- I broke the graham cracker into the sizes I wanted and, using a sharp knife, I scored the graham crackers and broke them (which was surprisingly easy) to create the rounded top of the door and the triangle pieces for the ends of the roof. I then used my finger to apply icing to all of the seams and constructed all of my "parts". We then decorated them and let them lay flat to dry. I attached the door, windows, and shutters to the walls at this time, too, using globs of icing to make them stick. The icing hardened and acted as a glue.
- Once all of the walls were set and wouldn't break at the seams when we picked them up, we assembled the base of the house. Wait for the base seams to set before putting on the roof. (I tried putting the roof on at this time, too, but it just pushed the wall pieces apart due to their weight. Should have known that would happen, but like I said, first time gingerbread house maker right here.)
- Attach the roof panels and let sit for a bit to make sure they aren't sliding off.
- Finally, add any finishing decorative touches, such as frosting "icicles", marshmallow snow.
- Tip #1: Assemble your walls, decorate them, and let everything dry with the pieces laying flat for at least an hour BEFORE putting the house together.
- Otherwise, the wall pieces will come apart mid-construction and your icing and sprinkles will slide right off thanks to that little thing called gravity.
- Tip #2: Assemble the bottom part of the house and let it dry before attempting to attach the roof.
- The walls will be pushed apart from the weight of the roof if you don't let them dry first.
- Tip #3: Assemble your house over the course of 1 day. If you let the pieces sit out overnight, the graham crackers will soften and loose their rigidity, thus making it much harder to assemble them without them warping, crumbling, and bending in all the wrong places.
- I made the mistake of trying to attach the roof panels after everything sat overnight and in turn had to put a cardboard box into the house the keep the walls from bowing in from the weight of the roof.

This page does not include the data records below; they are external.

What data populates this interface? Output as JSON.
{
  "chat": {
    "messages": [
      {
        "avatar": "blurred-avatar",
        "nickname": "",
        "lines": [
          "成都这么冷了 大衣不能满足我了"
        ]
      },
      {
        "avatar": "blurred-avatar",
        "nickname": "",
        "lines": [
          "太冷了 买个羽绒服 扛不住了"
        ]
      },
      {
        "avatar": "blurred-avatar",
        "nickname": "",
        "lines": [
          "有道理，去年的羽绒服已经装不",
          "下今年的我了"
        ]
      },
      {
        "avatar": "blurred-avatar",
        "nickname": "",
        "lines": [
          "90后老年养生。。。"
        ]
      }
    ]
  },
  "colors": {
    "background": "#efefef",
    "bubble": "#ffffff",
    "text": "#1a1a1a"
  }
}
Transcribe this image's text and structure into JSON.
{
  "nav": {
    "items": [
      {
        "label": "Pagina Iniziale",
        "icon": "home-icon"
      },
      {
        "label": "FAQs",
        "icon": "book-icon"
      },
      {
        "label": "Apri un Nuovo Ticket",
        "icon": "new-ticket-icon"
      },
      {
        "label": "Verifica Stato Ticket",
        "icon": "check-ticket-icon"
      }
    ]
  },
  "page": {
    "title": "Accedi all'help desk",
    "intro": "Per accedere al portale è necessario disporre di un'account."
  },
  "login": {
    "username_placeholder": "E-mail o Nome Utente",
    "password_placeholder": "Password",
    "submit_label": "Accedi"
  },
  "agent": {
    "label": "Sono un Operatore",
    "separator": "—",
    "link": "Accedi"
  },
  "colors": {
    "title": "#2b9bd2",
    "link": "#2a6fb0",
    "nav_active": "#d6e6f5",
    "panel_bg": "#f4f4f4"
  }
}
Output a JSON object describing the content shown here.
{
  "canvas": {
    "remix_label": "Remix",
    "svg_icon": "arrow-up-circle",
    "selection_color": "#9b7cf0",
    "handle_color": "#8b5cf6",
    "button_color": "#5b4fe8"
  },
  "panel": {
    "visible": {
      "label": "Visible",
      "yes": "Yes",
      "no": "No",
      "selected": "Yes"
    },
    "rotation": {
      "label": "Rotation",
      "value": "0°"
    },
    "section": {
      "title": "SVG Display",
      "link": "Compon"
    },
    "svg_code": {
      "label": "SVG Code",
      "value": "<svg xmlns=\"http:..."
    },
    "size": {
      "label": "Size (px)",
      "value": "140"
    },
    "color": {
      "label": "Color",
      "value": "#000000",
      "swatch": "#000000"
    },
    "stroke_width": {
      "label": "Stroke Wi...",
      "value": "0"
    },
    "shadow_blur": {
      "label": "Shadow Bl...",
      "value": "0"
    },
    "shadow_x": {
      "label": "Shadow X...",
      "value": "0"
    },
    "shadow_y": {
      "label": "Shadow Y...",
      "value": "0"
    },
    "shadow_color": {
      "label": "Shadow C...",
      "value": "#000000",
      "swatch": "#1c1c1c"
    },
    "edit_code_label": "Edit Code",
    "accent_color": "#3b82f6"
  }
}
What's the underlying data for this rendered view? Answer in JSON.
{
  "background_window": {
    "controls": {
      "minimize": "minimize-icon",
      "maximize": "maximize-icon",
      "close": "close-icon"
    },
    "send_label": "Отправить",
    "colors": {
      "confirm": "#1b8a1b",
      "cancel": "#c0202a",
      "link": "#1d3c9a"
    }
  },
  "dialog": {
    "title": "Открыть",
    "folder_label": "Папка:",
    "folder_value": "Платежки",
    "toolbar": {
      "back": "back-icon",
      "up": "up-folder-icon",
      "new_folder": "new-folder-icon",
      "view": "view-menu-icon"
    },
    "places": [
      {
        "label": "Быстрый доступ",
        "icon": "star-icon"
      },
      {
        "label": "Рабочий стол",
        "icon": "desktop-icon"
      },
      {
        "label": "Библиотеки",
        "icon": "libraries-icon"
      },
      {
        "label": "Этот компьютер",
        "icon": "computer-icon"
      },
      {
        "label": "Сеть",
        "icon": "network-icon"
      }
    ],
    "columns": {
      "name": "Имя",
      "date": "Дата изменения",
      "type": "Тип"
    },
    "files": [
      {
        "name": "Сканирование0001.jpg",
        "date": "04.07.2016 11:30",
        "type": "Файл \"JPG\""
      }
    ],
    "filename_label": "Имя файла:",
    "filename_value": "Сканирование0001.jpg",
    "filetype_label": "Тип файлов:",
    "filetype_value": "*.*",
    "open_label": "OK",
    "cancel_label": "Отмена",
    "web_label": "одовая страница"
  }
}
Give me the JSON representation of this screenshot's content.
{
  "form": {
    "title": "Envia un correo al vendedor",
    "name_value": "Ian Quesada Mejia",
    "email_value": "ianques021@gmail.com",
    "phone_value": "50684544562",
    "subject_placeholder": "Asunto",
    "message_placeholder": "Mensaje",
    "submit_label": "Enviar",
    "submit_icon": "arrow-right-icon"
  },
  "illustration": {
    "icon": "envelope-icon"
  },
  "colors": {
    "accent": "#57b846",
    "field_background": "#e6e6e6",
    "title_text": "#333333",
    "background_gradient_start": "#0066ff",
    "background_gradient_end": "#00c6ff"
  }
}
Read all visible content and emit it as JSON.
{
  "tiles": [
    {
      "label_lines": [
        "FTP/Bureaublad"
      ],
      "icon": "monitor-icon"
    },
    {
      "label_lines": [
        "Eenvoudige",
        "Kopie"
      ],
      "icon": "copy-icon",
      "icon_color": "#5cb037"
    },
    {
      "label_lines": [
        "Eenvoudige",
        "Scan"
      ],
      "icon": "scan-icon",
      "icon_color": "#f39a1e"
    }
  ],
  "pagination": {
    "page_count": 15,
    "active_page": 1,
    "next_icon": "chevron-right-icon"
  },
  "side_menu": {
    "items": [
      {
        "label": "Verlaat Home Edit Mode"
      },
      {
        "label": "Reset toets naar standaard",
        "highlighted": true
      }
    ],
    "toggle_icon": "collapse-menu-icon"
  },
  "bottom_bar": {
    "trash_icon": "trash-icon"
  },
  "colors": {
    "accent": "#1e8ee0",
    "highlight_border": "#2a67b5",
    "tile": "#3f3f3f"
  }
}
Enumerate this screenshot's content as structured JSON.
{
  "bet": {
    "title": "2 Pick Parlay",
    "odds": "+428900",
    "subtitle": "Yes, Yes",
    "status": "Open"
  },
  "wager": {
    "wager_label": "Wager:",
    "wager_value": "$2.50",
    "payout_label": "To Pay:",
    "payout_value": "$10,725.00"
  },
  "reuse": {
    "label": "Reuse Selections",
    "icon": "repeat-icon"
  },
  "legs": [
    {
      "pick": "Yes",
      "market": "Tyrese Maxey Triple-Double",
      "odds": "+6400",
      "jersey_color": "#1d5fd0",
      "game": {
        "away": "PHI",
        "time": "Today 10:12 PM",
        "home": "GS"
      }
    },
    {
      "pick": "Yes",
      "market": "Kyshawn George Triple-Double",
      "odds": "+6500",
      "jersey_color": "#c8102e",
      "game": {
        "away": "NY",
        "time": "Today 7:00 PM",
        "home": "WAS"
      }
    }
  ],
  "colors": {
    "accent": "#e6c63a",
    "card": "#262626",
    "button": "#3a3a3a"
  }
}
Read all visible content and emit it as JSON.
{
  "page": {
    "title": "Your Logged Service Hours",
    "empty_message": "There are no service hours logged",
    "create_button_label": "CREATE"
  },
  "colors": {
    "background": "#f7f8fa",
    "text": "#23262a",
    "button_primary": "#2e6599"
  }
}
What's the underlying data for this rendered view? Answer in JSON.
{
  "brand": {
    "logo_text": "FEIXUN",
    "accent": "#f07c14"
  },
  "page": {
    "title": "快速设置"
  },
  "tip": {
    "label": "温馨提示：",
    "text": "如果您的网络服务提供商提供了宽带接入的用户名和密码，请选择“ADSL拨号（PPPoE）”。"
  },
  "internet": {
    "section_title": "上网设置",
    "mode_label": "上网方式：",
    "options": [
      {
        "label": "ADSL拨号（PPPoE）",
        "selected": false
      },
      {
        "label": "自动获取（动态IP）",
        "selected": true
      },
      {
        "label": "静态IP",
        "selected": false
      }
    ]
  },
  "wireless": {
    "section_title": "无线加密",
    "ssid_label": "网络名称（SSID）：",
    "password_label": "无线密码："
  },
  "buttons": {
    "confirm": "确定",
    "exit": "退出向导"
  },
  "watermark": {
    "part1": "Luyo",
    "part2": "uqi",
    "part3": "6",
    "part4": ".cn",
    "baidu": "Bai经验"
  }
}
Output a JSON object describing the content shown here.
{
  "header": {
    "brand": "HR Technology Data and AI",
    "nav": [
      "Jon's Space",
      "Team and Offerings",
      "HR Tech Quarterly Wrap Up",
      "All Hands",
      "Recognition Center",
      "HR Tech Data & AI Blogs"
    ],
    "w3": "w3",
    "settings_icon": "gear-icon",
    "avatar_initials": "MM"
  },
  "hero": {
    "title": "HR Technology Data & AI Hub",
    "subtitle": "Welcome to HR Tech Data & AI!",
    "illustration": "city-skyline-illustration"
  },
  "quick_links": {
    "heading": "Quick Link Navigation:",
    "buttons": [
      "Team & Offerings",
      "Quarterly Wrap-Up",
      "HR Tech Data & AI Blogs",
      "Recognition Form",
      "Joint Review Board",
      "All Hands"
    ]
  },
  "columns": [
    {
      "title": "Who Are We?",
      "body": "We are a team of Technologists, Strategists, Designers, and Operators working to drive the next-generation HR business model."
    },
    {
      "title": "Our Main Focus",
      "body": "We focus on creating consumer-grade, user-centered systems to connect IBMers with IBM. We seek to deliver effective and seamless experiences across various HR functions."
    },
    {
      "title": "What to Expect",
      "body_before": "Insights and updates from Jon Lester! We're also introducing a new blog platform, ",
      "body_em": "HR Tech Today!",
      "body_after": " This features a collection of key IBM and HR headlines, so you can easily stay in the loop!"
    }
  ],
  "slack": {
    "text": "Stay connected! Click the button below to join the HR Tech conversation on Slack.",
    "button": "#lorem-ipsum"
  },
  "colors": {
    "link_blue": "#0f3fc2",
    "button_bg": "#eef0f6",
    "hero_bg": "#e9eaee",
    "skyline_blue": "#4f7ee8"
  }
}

I also threw in a couple of graham cracker roof supports that are on the inside and can't been seen from the outside.
- Tip #4: Be liberal with your icing "glue".
- Trust me on this one. You need a sturdy structure to support all of that yummy candy decorations and the icing mortar is key!
- Tip #5: Just have fun with it!
- I tend to be a perfectionist, wanting everything to be neatly lined up and square. I had to remind myself that making a graham cracker gingerbread house is not as serious as constructing a real life skyscraper. Make it your own!
- If you need some more inspiration on how to make your very own gingerbread house, check out the creations featured over on Taste of Home! They have lots of ideas and adorable little houses!
- You can also find another great gingerbread house recipe in the December issue of Taste of Home Magazine, on newsstands now or digitally by clicking here.